The new car was called the XJR-14 and work began near the close of 1989. The design called for a carbon-fiber tub, ground-effect tunnels, and a short and narrow front section. The suspension was comprised of transverse torsion bars that were mounted to the pedal box due to size constraints. The rear featured more conventional coil springs actuated by push-rods. Power was from Ford's Cosworth narrow V8 F1 engine.
The lightweight body had no doors. Instead, the driver accessed the cockpit through the removable side window. Inside, the driver configuration consisted of right-hand drive with a centrally mounted gear lever. Thus, the driver had to shift with their left hand.
A total of three XJR-14 Sports Cars were built and two were completed in time for the first event of the championship. The only other Group C car on the grid at Suzuka was the Peugeot 905. The Peugeot had its first race late in 1990, so it had time for refinement and testing. It also had a larger V10 engine. The Jaguar, however, had state-of-the-art aerodynamics and technology which helped it qualify on pole position for the Suzuka season opener race. That car had been driven by Derek Warwick and Martin Brundle. During the race, the Jaguar was on its way to win until a problem with the starter forced them to give up the lead.
The second round was at Monza where two Jaguar entries qualified and finished in first and second place. They repeated their victory at Silverstone and the Nürburgring.
For the LeMans race, Jaguar decided to use their V-12 engine which they felt was more reliable and better suited for the 24-hour event.

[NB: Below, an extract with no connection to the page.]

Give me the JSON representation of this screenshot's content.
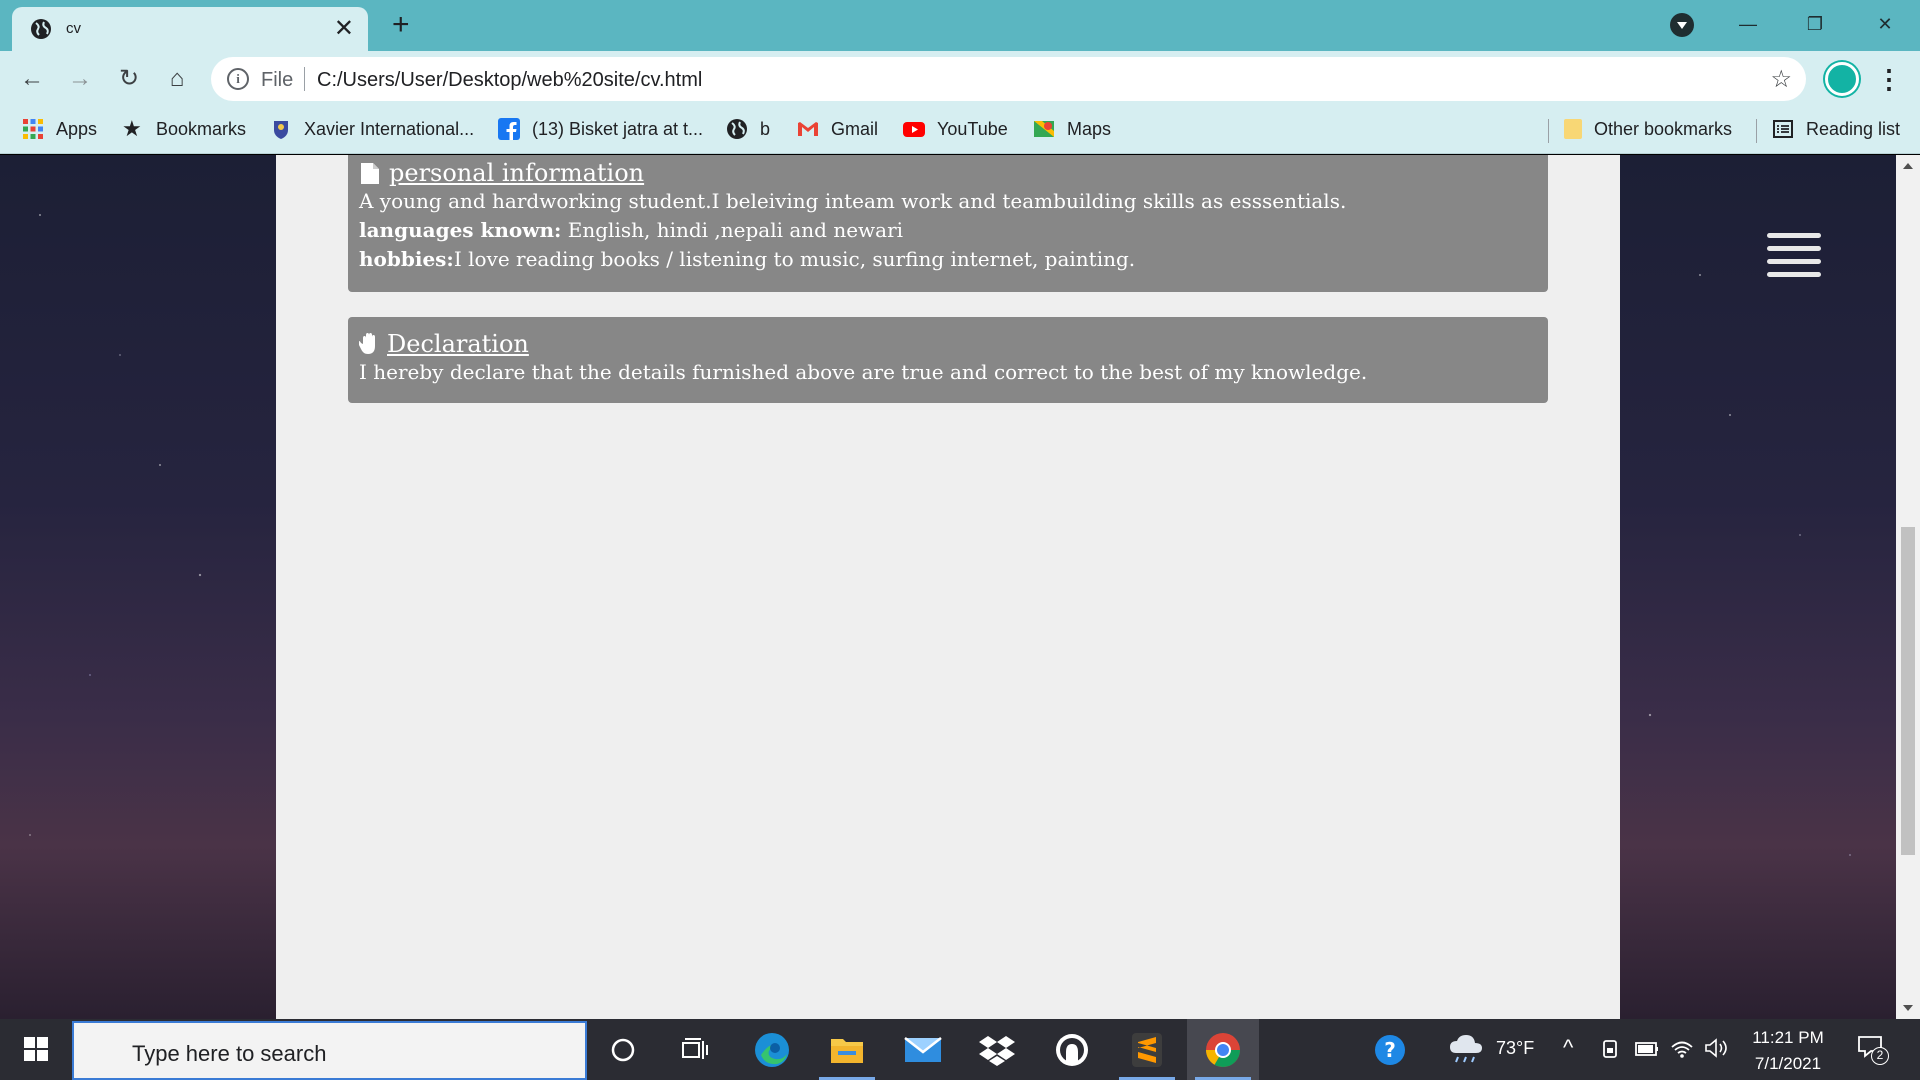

The three cars entered finished 2nd, 3rd, and 4th.
Mid-way through the season, the Peugeots had become more competitive, but not enough to clinch the World Team and Driver Championships away from Jaguar and driver Teo Fabi.
For the 1992 season, Jaguar withdrew from Group C competition due to cost, leaving Peugeot, Toyota, and Mazda to fill the grid. Instead, the turned their attention to the IMSA GTP Championship. For this series, the XJR-14s were repainted to 'Bud Light' colors and updated to comply with racing regulations. For the longer distance races, Jaguar used the XJR-12s. For round 2 of the Championship, Davy Jones qualified the XJR-14 on pole position but was unable to finish the race due to spinning out late in the race. In the fourth round, he qualified on pole and was able to win the race. At Lime Rock, a mechanical failure caused the car to crash. At Mid-Ohio, another victory was earned. The next seven races were won by Juan Manuel Fangio II and the Toyota-Eagle Mk III. Jones would end the season in second place in the Drivers' Championship while Jaguar was fourth in the Manufacturer's Championship.

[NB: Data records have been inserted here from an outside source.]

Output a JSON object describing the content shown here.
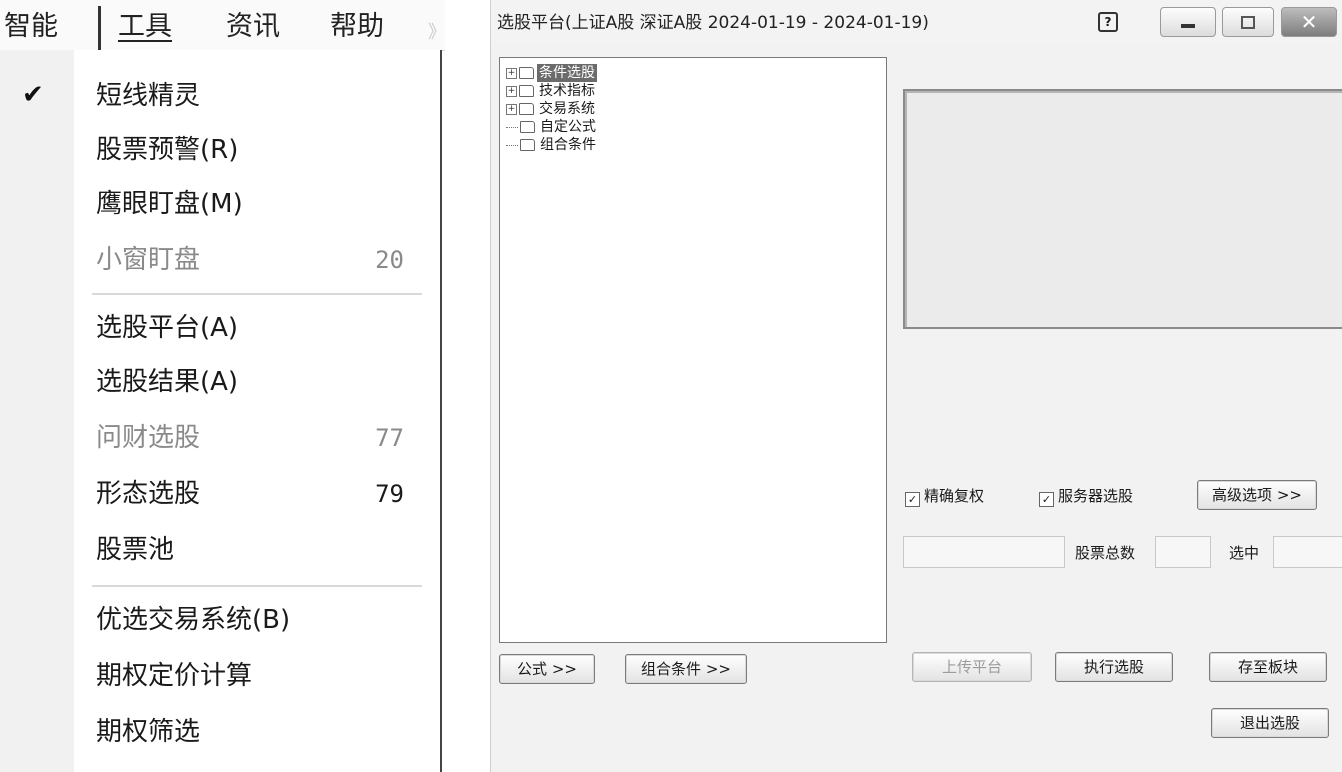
{
  "menubar": {
    "items": [
      "智能",
      "工具",
      "资讯",
      "帮助"
    ],
    "cut_item": "》"
  },
  "menu": {
    "items": [
      {
        "label": "短线精灵",
        "shortcut": "",
        "checked": true,
        "disabled": false
      },
      {
        "label": "股票预警(R)",
        "shortcut": "",
        "checked": false,
        "disabled": false
      },
      {
        "label": "鹰眼盯盘(M)",
        "shortcut": "",
        "checked": false,
        "disabled": false
      },
      {
        "label": "小窗盯盘",
        "shortcut": "20",
        "checked": false,
        "disabled": true
      },
      {
        "label": "选股平台(A)",
        "shortcut": "",
        "checked": false,
        "disabled": false
      },
      {
        "label": "选股结果(A)",
        "shortcut": "",
        "checked": false,
        "disabled": false
      },
      {
        "label": "问财选股",
        "shortcut": "77",
        "checked": false,
        "disabled": true
      },
      {
        "label": "形态选股",
        "shortcut": "79",
        "checked": false,
        "disabled": false
      },
      {
        "label": "股票池",
        "shortcut": "",
        "checked": false,
        "disabled": false
      },
      {
        "label": "优选交易系统(B)",
        "shortcut": "",
        "checked": false,
        "disabled": false
      },
      {
        "label": "期权定价计算",
        "shortcut": "",
        "checked": false,
        "disabled": false
      },
      {
        "label": "期权筛选",
        "shortcut": "",
        "checked": false,
        "disabled": false
      }
    ],
    "check_glyph": "✔"
  },
  "dialog": {
    "title": "选股平台(上证A股 深证A股   2024-01-19 - 2024-01-19)",
    "help_glyph": "?",
    "close_glyph": "✕",
    "tree": [
      {
        "label": "条件选股",
        "expand": "+",
        "selected": true
      },
      {
        "label": "技术指标",
        "expand": "+",
        "selected": false
      },
      {
        "label": "交易系统",
        "expand": "+",
        "selected": false
      },
      {
        "label": "自定公式",
        "expand": "",
        "selected": false
      },
      {
        "label": "组合条件",
        "expand": "",
        "selected": false
      }
    ],
    "checkboxes": [
      {
        "label": "精确复权",
        "checked": true
      },
      {
        "label": "服务器选股",
        "checked": true
      }
    ],
    "checkmark_glyph": "✓",
    "advanced_button": "高级选项 >>",
    "total_label": "股票总数",
    "selected_label": "选中",
    "formula_button": "公式 >>",
    "combo_button": "组合条件 >>",
    "upload_button": "上传平台",
    "run_button": "执行选股",
    "save_button": "存至板块",
    "exit_button": "退出选股"
  }
}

During the Jaguar XJR-14's two racing season, it earned six victories.By Daniel Vaughan | Mar 2018